Stephen Robinson, who owns the studio, earned his black belt in karate and prides himself on passing on his knowledge not only of the physical martial arts but life lessons to everyone who walks through his doors. He says the programs make students more aware of the importance of hard work and perseverance.
“If you put in the effort, you’ll get better at it. As you get better at it, you get more confident, you get more disciplined, and you need discipline to be good at anything,” Robinson said.
The studio’s numerous self-defense courses aim to reach all levels of students from white belt to black belt and are designed to meet the needs of each student with multiple programs designed specifically for women and toddlers. In addition to training, Robinson’s also regularly brings in a licensed psychologist to help children deal with bullying and a street self-defense class for women.
Like the Golbys of Tracy’s Karate, Robinson said his studio is committed to ensuring his students reach the end of their program with greater confidence. He said the most satisfying part of his career has been watching generations of students learn and grow, while forming personal relationships with them in the process.

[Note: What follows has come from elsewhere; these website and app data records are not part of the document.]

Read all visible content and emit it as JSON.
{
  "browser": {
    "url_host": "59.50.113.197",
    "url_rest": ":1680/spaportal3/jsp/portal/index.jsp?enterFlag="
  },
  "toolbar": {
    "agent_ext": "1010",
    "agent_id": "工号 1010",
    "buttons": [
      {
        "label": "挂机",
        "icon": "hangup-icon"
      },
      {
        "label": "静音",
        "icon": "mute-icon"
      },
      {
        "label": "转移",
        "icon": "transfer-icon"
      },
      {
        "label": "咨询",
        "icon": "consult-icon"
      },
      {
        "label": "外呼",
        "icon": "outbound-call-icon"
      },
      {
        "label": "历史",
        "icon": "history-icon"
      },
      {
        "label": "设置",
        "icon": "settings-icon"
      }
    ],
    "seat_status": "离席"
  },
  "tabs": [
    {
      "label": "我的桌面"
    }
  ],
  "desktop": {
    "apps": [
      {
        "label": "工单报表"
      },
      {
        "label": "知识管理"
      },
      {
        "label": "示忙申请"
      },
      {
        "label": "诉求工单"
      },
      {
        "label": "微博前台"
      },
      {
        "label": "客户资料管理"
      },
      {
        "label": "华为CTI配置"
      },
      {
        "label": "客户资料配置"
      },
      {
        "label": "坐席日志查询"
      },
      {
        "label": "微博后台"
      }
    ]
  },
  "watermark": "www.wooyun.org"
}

“When a child enjoys something and there is a good relationship between the student and the teacher, you can really see a person, a child or an adult, gain a lot of confidence,” he said. “A person goes from a white belt to a yellow belt, a yellow belt to an orange belt, and the more they progress, the more confidence you’ll see.”
That was certainly the case with Anne Williams and her daughter Olivia, both of whom train at Robinson’s Karate.
“Learning a new skill at my age was really fun and encouraging and I know it’s helping my body,” Williams said. “I’m definitely not a ninja, but I feel like I could defend myself better than ever if the need arose.”
Williams also loves to watch her fourth grade daughter, who already has a black belt, grow through karate.
“For them, it’s this intrinsic motivation that I want to keep going, I want to get to the next level,” Williams said. “I think it was good for them mentally, just that motivation and encouragement to keep going and do their best.”
One of the most important lessons Robinson learned through karate, which I hope his students will understand, is the importance of learning
Overcome obstacles and challenge yourself. He said he learned that lesson while earning his brown belt – the belt he earned before eventually earning his black belt, the highest achievement in karate.
“Once I earned my black belt, I knew what I was dealing with, but my brown belt kind of pushed me over the edge,” said Robinson.
A little inspiration
For those looking for a little inspiration or an evening of entertainment, The Karate Kid: The Musical production runs through Sunday, June 26 at the Kirkwood Performing Arts Center.
“Someone told me about it and I was like, ‘Oh, this would be the perfect thing for Olivia and I to go together,’ so we definitely have plans to check it out,” Williams said.
Annie SanFilippo is a journalism student at the University of Missouri-Columbia and an intern at the Webster-Kirkwood Times.